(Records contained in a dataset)
:::

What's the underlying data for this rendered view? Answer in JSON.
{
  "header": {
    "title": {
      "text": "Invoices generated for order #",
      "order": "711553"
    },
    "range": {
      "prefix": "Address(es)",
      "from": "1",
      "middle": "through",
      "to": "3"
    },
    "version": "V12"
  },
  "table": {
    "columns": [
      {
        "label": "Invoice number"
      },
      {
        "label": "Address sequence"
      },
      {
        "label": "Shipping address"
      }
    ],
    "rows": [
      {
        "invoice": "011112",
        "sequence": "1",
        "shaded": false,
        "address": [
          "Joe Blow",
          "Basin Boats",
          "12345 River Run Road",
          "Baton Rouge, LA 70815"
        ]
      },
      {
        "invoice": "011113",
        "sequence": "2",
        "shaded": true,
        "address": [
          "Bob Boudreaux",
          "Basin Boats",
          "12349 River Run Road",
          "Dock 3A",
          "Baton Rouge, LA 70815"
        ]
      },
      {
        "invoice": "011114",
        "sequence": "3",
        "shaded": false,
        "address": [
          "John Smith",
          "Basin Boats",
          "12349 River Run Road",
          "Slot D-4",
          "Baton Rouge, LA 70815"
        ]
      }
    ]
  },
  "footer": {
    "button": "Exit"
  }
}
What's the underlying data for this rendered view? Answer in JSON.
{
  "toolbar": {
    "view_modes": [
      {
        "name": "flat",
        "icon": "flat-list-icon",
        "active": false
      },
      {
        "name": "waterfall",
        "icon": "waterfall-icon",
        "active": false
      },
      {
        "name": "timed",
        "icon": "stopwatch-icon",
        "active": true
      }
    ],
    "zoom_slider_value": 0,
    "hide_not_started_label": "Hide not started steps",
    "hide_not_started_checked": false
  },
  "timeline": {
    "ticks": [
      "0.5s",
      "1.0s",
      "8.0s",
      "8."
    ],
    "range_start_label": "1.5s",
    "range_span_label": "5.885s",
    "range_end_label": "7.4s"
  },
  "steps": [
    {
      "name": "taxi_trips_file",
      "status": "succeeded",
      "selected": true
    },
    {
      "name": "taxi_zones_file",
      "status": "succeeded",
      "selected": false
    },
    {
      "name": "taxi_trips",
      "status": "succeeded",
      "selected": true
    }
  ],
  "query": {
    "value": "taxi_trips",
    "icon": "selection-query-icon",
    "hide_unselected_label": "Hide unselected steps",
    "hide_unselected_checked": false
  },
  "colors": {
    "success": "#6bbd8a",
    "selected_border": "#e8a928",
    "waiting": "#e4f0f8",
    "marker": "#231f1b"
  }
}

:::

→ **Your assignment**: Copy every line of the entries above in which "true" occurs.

→ **Solution to the problem**:
        "shaded": true,
        "active": true
      "selected": true
      "selected": true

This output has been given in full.